▶ [THE TASK] Your answer should consist of the lines in the following data that contain "volume".

Records from a data collection

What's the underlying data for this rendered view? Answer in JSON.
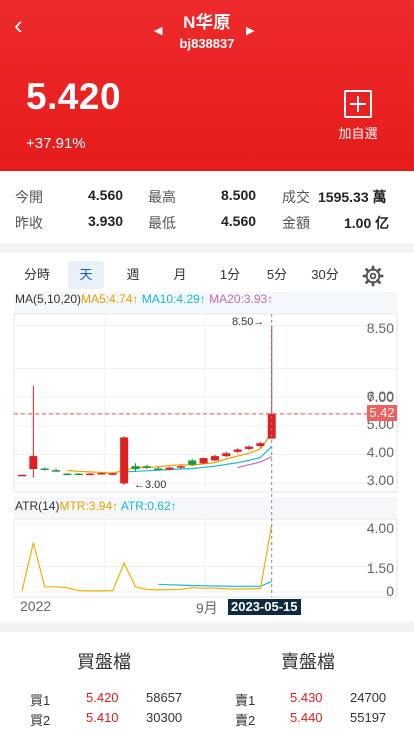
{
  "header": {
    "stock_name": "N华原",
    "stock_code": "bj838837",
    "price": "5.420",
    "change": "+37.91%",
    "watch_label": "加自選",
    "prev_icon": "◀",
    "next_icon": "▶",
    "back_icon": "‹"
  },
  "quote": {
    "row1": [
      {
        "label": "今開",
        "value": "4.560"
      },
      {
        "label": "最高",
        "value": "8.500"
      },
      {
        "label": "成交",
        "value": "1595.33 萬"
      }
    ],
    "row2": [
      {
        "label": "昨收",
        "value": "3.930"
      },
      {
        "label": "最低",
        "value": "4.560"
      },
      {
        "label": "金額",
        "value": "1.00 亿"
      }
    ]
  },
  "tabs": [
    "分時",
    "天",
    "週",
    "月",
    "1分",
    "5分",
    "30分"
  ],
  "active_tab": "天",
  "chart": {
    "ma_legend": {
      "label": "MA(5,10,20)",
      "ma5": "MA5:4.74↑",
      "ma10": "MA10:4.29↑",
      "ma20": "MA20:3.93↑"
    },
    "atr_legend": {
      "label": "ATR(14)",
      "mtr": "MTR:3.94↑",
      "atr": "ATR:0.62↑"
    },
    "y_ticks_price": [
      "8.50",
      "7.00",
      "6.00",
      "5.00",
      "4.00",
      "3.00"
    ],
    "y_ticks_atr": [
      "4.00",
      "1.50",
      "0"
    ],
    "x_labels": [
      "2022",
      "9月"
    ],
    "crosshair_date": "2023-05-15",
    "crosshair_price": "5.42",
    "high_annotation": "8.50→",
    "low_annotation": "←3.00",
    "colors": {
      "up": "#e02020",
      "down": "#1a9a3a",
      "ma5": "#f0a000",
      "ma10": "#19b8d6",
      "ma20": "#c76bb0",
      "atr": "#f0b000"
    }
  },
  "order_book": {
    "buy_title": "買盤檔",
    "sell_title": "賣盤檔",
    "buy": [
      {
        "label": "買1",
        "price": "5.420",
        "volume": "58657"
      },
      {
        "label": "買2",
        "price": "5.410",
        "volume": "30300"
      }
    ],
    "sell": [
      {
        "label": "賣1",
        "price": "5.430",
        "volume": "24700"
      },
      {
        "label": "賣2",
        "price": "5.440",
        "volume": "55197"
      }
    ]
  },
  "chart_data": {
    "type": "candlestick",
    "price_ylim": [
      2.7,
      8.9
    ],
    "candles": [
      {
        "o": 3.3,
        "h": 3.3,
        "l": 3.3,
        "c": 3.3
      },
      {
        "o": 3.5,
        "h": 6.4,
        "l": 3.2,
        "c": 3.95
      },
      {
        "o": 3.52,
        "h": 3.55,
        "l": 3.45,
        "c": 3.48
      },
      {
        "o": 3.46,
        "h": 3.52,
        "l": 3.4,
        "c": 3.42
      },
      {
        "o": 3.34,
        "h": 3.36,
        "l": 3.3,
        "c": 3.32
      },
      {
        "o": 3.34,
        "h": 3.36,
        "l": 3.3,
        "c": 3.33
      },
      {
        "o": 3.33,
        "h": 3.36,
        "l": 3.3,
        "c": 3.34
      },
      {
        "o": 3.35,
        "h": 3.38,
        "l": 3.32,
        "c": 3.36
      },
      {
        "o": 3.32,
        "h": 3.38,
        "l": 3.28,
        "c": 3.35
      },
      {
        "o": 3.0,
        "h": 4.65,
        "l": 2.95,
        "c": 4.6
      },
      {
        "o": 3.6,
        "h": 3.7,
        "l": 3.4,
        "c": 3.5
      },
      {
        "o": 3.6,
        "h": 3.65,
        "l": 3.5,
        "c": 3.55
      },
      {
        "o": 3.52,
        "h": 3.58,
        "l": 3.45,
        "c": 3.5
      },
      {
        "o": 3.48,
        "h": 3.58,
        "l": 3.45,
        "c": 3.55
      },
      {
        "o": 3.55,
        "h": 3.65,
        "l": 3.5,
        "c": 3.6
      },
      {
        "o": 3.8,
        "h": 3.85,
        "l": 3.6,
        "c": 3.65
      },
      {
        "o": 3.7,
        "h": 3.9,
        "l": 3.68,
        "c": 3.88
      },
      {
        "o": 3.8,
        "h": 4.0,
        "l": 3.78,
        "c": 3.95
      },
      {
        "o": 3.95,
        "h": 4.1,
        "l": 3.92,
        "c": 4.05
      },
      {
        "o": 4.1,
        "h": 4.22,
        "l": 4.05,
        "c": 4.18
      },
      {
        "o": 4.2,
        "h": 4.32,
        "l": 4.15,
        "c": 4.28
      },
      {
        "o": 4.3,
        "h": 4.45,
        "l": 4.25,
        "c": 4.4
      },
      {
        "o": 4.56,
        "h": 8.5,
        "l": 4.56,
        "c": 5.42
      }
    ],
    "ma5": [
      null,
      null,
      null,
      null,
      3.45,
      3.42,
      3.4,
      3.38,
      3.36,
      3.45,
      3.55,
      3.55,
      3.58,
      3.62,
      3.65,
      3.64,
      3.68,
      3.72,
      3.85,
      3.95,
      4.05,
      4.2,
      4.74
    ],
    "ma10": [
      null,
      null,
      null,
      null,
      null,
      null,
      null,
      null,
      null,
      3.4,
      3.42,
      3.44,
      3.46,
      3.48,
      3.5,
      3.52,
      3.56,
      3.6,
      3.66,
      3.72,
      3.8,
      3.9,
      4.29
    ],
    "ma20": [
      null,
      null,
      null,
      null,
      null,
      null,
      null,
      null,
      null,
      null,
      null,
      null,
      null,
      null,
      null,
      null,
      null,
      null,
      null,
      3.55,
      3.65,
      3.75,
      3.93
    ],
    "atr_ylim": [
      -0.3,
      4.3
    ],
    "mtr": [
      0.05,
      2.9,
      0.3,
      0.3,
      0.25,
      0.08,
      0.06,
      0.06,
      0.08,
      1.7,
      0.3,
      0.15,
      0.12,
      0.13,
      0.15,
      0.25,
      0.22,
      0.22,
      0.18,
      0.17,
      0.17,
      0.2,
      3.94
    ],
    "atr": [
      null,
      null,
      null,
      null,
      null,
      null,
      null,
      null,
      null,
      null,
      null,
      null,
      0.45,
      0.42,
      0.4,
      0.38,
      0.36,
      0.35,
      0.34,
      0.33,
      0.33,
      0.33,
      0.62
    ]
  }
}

▶ [ANSWER SECTION]
        "volume": "58657"
        "volume": "30300"
        "volume": "24700"
        "volume": "55197"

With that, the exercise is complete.